In the next few months, we can expect the role of CSR to evolve dramatically and become increasingly business-critical. Indeed, if this period has taught us anything already, it is that companies which demonstrate real purpose and humanity are met with customer and employee loyalty. There have already been a number of examples of morally-dubious activities from AI-led companies, which are ramping up their prices to capitalise on the increased demand due to the virus. One has to ask: Is this the right time for that? Is there a human element missing? Going forward, these will be questions that CEOs will have to answer.
As we emerge from this period of uncertainty and upheaval, we can expect brands that have authentically led with purpose to witness market share gains and achieve higher employee satisfaction.
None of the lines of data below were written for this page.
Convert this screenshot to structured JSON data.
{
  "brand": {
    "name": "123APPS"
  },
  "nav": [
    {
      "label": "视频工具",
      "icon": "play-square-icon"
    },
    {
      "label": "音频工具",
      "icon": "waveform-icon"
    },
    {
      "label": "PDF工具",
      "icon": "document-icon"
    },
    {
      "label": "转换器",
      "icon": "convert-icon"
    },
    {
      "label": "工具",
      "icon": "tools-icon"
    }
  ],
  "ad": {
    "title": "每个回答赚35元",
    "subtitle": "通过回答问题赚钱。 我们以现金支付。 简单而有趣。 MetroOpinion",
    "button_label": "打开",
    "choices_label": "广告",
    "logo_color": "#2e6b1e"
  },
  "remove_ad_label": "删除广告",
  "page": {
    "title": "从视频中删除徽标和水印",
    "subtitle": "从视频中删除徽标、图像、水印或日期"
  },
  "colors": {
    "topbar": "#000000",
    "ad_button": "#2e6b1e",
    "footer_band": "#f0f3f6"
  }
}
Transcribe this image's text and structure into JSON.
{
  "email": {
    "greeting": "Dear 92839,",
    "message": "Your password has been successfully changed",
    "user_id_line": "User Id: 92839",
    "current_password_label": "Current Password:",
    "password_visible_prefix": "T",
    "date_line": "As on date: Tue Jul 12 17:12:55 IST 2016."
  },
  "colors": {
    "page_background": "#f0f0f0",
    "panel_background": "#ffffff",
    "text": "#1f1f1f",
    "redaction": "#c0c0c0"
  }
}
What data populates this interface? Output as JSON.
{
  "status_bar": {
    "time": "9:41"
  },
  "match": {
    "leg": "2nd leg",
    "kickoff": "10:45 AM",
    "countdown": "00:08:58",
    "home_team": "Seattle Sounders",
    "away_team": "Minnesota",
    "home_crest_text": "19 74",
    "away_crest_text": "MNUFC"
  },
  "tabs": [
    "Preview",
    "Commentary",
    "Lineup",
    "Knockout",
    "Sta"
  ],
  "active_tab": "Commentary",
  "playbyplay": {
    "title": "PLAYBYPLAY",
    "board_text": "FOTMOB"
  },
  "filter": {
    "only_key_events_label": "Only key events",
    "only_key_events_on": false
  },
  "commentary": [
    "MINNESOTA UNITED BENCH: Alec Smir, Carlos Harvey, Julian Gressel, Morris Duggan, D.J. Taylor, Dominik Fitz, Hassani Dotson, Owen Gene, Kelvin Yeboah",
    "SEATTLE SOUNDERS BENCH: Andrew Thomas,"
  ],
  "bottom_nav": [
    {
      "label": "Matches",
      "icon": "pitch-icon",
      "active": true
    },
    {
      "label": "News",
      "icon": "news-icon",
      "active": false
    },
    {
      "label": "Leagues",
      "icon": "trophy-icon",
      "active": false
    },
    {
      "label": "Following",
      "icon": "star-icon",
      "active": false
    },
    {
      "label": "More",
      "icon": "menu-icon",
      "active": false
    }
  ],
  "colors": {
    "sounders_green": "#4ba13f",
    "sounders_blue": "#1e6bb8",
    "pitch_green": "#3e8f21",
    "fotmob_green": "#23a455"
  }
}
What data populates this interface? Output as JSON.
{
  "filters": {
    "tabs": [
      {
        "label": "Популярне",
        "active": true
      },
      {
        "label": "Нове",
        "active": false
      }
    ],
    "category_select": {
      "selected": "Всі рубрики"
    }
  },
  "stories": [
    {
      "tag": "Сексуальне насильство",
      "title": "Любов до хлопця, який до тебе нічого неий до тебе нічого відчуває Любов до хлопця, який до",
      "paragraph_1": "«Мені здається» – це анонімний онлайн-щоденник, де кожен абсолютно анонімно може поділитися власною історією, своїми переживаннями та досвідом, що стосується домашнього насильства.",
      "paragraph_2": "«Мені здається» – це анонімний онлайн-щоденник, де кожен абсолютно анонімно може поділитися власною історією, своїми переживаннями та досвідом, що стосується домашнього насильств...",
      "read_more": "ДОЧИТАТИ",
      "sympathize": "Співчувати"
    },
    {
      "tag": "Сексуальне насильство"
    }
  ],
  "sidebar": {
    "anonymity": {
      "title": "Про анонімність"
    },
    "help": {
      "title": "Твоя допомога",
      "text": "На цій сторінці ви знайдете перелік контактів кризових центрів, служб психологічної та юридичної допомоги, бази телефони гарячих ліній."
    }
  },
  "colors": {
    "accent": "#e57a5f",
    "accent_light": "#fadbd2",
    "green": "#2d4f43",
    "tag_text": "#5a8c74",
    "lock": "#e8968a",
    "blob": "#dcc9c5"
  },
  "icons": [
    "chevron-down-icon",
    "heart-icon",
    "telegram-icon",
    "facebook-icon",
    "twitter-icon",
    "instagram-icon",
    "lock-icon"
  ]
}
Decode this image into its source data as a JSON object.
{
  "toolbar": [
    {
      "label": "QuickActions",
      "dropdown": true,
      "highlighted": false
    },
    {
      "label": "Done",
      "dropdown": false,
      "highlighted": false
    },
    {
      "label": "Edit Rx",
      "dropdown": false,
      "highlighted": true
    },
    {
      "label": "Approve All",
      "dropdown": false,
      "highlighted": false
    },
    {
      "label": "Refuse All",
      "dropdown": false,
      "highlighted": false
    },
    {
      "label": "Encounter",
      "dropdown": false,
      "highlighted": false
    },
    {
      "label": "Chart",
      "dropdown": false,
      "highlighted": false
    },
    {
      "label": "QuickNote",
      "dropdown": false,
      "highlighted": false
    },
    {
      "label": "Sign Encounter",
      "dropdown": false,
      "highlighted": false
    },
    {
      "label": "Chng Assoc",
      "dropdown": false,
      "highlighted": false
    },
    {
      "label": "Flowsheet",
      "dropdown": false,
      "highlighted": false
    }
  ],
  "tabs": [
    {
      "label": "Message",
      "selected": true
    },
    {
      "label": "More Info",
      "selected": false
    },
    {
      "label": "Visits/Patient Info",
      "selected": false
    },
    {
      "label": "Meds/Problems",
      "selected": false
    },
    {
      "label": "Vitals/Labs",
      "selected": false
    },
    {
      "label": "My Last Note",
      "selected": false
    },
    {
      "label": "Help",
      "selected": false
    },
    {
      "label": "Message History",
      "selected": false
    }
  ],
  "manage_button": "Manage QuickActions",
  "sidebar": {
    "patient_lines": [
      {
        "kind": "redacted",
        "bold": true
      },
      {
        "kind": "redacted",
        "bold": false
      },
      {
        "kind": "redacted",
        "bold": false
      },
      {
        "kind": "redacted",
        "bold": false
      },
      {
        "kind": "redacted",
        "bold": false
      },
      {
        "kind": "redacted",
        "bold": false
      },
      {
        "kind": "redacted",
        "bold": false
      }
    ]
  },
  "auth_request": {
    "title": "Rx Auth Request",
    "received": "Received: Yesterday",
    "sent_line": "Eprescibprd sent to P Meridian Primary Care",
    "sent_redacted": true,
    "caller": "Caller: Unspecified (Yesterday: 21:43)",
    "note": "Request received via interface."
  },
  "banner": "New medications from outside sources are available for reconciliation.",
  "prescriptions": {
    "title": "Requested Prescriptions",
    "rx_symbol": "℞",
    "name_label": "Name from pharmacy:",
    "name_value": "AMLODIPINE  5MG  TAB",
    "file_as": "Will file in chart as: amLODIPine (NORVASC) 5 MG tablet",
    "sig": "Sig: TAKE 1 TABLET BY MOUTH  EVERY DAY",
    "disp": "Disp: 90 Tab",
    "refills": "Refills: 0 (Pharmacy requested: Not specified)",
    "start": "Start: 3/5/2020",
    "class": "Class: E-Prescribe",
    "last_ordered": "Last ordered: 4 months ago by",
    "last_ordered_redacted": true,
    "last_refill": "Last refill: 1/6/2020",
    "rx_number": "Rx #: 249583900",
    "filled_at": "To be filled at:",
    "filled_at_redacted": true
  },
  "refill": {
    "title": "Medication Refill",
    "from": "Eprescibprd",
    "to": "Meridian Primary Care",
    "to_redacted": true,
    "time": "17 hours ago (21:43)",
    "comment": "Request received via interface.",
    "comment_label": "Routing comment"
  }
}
In a recent piece of research from Deloitte, it was found that businesses driven by purpose not only build deeper connections with consumers, but also attract and retain the best talent. As a result, such businesses grow three times faster than their competitors. Ultimately, consumers will vote in the aisles and genuine purpose will commercially prevail.
“From a consumer point of view, brands that are seen to be doing the right thing in these difficult times will win in the long term – and those seeking short-term profits at the expense of society will be questioned.”
From a consumer point of view, brands that are seen to be doing the right thing in these difficult times will win in the long term – and those seeking short-term profits at the expense of society will be questioned. At MBS, our purpose will be to continue to support the consumer sector we serve in any way that we can, and to share best practice and inspiring stories which we hope others can benefit from. Our daily newsletter, The MBS News, will now feature a section dedicated to those stories, so please do reach out if you have initiatives, policies or acts of kindness that you would like us to share.